The primary advantage in the UNIX approach, from my perspective as a UNIX user these last 12 years, is that application config files, wherever they live, are usually just plain old text files, so can be read and edited by plain old humans. (Except, possibly, the sendmail config file, but that's a completely different religious war...). Many applications (browsers, desktop apps, etc) create config files for you, but they are text files, and the apps usually won't stop working if those files are then edited by hand, provided the edits don't break their syntax. The downside, though, is that there is no universal config language, so you need to learn the syntax for each app you manage. In reality, though, this is only a small annoyance at worst.
The Windows Registry was developed, at least in part, to address a similar state of affairs that was deemed problematic by Microsoft, where application ini files were not centrally managed, with no strict control on what values went in them, and no standard location for software to put them. The registry fixes some of those concerns (it is centrally managed, with specific data types that can be stored in it), but its disadvantages are its binary format, so that even experienced Windows admins need to use a GUI tool to look at it, it's prone to getting corrupted if you lose power, and not all software authors are sufficiently conscientious to clean up after themselves when you decide to uninstall their kewl shareware app. And, as with almost any other file in Windows, it's entirely possible for the various components of the registry to become fragmented on disk, resulting in painfully slow read and update operations. There is no requirement for software to make use of the registry, and even Microsoft's own .NET platform uses XML files instead.
The Wikipedia page about the registry is quite informative.
It is certainly not directly comparable, but I would think of the /etc directory as the counterpart of the Windows registry.

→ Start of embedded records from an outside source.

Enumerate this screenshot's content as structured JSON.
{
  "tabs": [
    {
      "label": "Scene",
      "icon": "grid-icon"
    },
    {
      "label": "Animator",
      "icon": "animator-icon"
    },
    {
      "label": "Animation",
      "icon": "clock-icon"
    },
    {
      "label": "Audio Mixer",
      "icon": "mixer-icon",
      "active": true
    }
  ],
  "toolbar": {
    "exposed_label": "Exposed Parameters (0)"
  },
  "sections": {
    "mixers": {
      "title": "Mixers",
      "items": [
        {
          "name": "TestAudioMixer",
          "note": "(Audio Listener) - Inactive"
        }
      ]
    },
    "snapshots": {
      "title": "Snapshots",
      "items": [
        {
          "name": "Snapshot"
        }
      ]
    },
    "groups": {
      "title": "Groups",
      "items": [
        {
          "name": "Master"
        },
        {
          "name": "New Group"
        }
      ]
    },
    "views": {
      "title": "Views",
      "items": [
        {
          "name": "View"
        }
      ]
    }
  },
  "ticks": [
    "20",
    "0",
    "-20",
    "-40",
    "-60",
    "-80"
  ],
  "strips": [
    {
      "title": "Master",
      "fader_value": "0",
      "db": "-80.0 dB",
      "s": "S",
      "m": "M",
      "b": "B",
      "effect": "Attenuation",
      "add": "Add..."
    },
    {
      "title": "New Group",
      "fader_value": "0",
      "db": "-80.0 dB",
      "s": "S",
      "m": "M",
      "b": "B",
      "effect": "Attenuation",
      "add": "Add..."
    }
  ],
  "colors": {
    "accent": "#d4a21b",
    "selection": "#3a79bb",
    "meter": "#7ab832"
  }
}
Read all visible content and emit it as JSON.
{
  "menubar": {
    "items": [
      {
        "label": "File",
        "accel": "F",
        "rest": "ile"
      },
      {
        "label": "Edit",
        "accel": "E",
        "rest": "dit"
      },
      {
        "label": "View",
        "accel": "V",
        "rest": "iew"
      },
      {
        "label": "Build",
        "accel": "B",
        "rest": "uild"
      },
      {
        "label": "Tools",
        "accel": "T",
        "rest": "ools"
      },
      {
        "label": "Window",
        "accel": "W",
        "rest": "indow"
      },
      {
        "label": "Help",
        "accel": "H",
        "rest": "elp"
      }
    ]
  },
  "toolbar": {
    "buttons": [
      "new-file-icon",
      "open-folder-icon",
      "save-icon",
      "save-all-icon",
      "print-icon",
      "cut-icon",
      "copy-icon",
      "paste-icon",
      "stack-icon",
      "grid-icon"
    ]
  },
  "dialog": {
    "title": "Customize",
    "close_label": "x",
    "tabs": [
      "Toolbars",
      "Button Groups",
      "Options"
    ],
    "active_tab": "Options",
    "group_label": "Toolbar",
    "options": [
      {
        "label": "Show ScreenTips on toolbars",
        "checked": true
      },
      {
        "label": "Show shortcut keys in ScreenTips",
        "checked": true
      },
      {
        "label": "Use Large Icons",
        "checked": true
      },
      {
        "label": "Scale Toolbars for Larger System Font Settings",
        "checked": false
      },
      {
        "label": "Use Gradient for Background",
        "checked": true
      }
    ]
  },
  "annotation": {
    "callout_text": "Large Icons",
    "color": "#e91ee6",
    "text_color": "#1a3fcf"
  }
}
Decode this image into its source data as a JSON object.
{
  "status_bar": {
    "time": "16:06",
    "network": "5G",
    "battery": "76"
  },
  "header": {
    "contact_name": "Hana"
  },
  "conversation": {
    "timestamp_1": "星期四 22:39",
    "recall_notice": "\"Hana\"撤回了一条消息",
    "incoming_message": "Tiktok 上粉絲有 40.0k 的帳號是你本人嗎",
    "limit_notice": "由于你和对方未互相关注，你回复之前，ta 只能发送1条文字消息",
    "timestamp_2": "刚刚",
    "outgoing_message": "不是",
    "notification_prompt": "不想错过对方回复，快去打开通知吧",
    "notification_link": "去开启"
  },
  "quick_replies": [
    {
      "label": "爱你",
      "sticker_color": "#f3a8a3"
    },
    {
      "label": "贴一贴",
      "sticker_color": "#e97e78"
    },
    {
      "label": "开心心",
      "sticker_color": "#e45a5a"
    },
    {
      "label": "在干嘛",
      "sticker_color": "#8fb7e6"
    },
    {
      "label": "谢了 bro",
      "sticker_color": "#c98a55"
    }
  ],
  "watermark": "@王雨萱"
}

One major advantage, at least from my point of view, of the /etc directory is: you can open each and any file with your favorite text-editor and read, hopefully understand and modify or fix it.
The Windows registry is stored in some specific binary format and you read/write it with the registry editor, which does not simply show you what's in the file but which interprets it for you. Furthermore, everything is in one big file.
Why it is criticized so much? For me it's just for one point: transparency. The registry doesn't has any, imo. Objectively: